Marie Curie (also known as Madame Curie) was born Marie Sklowdowska in Warsaw, Poland, in 1867. At the time, Poland was a Russian territory, and residents had to abide by Russian rules, which included speaking Russian in schools (not Polish) and not publicly showing any pro-Polish sentiments, which wound up hurting Curie's family, as it prevented her schoolteacher father from getting a good-paying job.
Curie's early home life was interrupted by the death of her mother in 1878, when Curie was only 10. After this, Curie's father enrolled her in a tough school, where she excelled in mathematics and science. She went on to work as a tutor before attending college in secret. The life of Marie Curie was not easy, but after moving to France as a young adult, she went on to become one of the first famous female scientists.
She Had A Close Personal And Professional Relationship With Her HusbandPhoto: Nobel Foundation / via Wikimedia Commons
Marie Curie and her husband, Pierre, were married in 1895, one year after they met. He was eight years older than she, 36 to her 28 years old. They reportedly had a close and happy relationship, and the pair remained married until his accidental death in 1906 as a pedestrian struck by a horse-drawn carriage.
Despite their close partnership, neither was a romantic. Marie wore a simple blue dress to their civil wedding ceremony and then wore it for years after while working in the lab.

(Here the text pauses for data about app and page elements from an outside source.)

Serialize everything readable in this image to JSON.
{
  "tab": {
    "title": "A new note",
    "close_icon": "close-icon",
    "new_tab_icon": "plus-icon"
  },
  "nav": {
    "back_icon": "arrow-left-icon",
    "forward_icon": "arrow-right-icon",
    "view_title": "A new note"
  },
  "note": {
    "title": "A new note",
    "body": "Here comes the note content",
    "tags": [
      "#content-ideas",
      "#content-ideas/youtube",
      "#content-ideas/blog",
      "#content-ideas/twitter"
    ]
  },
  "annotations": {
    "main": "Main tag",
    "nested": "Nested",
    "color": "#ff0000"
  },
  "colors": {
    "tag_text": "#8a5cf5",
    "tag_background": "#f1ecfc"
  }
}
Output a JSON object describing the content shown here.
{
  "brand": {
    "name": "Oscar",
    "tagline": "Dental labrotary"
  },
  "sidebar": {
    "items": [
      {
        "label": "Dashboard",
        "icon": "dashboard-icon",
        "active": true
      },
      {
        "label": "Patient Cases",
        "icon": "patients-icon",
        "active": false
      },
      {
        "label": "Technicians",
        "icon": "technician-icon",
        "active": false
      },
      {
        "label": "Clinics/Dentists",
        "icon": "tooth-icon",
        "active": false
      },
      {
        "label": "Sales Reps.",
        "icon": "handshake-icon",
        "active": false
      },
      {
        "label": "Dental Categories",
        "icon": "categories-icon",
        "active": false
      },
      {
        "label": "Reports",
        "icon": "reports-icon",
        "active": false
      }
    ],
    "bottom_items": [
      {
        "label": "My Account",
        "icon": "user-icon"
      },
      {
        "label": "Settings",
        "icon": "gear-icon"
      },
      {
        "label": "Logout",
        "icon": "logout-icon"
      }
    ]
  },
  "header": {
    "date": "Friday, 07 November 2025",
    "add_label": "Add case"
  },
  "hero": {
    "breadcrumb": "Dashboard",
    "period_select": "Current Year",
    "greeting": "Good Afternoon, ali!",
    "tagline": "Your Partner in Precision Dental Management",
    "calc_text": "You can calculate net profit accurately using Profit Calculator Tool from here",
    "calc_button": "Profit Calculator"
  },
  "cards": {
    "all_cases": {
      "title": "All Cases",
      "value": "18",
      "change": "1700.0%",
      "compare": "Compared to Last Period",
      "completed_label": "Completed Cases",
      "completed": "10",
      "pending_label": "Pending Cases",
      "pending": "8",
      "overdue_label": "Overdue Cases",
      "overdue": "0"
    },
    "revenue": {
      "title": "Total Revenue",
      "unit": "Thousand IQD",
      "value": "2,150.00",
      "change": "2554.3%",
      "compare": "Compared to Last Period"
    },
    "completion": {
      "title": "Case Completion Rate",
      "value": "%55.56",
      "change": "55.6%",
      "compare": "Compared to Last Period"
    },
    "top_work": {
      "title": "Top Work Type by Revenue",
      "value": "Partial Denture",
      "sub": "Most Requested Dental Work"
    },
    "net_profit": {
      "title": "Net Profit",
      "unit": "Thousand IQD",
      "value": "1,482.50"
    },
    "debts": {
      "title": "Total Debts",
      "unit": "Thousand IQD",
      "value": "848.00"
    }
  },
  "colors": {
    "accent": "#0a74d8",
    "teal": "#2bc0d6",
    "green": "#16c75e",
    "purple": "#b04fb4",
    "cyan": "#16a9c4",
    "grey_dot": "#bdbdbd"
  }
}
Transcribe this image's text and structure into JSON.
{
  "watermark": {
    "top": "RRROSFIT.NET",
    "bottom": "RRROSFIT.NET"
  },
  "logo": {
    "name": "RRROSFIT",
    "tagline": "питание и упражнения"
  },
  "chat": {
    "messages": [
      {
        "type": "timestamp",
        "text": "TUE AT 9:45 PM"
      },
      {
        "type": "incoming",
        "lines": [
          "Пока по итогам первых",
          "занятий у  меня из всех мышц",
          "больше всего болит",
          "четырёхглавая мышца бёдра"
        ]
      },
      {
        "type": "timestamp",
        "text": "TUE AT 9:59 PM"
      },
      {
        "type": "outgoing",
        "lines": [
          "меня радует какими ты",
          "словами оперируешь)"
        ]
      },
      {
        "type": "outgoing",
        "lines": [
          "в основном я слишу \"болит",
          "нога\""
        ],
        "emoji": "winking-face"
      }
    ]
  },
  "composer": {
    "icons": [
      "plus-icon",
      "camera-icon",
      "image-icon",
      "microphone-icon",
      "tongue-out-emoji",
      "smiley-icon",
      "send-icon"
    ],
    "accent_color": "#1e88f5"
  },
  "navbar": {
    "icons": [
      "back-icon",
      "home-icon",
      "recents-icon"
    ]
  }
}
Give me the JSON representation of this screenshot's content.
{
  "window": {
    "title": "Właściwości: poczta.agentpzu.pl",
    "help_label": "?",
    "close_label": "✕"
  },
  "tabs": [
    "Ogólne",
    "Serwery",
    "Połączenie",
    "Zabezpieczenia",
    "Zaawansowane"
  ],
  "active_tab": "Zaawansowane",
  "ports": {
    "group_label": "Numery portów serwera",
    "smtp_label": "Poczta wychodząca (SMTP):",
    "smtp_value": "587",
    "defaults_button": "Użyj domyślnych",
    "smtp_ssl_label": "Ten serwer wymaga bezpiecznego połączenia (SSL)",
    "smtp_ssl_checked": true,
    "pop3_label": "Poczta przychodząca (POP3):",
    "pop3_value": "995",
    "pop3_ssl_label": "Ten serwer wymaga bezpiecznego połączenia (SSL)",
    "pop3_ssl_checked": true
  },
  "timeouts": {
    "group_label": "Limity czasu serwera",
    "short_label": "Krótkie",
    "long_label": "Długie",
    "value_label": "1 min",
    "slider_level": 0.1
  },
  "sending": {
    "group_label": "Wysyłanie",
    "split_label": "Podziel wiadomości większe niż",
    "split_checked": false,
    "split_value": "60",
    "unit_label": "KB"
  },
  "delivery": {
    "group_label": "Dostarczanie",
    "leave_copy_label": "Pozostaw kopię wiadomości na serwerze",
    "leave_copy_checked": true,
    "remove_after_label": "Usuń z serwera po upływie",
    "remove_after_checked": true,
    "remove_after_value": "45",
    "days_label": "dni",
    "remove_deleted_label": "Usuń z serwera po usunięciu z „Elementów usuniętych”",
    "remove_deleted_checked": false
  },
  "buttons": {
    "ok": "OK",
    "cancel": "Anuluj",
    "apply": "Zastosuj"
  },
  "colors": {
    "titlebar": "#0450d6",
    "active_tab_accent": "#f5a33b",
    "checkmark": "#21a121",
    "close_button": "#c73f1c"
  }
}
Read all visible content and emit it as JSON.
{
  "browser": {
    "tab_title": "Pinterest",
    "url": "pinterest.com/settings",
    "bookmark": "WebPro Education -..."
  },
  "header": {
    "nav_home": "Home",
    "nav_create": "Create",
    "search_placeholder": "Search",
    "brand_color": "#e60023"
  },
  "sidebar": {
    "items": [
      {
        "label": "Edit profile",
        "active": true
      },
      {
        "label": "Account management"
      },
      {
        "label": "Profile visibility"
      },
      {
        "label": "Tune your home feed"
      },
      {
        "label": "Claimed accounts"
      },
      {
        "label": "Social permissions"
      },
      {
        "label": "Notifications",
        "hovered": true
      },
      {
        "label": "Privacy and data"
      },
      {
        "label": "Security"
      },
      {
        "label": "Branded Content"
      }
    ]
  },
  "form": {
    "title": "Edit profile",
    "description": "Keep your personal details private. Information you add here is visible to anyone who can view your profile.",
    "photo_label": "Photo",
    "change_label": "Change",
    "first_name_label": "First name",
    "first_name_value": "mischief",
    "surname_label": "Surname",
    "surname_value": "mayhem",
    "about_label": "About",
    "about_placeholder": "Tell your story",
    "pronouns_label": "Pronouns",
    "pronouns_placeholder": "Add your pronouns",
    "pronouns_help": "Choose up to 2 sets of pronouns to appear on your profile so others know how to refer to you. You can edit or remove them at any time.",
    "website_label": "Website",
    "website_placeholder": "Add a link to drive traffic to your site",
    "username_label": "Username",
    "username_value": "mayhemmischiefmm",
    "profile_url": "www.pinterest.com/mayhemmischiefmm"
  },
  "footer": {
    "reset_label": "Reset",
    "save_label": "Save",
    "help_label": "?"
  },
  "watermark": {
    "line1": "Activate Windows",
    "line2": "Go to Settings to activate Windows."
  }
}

The two shared many hobbies, including bicycling and travel, and had two daughters, though Marie also suffered a miscarriage that left her depressed.
Marie remained devoted to Pierre throughout their marriage and even after his death (despite having a scandalous relationship with a married former student, Paul Langevin, after she became a widow), and she wrote a biography of his life entitled Pierre Curie.
Einstein Wrote Her A Letter Of SupportPhoto: Benjamin Couprie / via Wikimedia Commons
Although Marie Curie never became the first woman to join the French Academy of Sciences (her membership bid fell short by two votes), she did play an important part of several other international organizations. She was a member of the IUPAC Commission on Atomic Weights and was a founding member of the International Commission for Intellectual Cooperation, part of the League of Nations. She also was a member of the French Academy of Medicine, thanks to her work on mobile X-ray machines for World War I.
Curie had the honor of meeting many other scientific luminaries, including Albert Einstein, who wrote her a letter of encouragement after she was denied entry into the National Academy of Sciences.
Her Ashes Are Enshrined In The PantheonPhoto: Public Domain / via Wikimedia Commons
The Pantheon was built in Paris, France, in the late 1700s in classical style, complete with a dome and columned front facade. Over the centuries, it served alternately as a church and as a federal civic building. Now it is a necropolis, or aboveground vault, filled with the remains of famous French citizens, usually scientists and intellectuals. One cannot simply elect to have their ashes placed in the Pantheon after death - you need to be chosen. Marie Curie is one such chosen person. After her death in 1934, she was cremated, but it wasn't until 1995 that her ashes were enshrined in the Pantheon.
She Founded The Radium Institute To Find Therapeutic Uses For Radioactive MaterialsPhoto: Public Domain / via Wikimedia Commons
In 1909, a laboratory for Marie Curie opened up in Paris, France. The Institut du Radium, or Radium Institute, was a joint effort between Curie, the University of Paris, and the Insitut Pasteur. Now known as the Institut Curie, with two locations, one in Paris and one in Warsaw, Poland (Curie's hometown), it is a nonprofit institution dedicated to finding therapeutic and health-related uses for radioactive materials, most of which are used for treating and curing various types of cancer.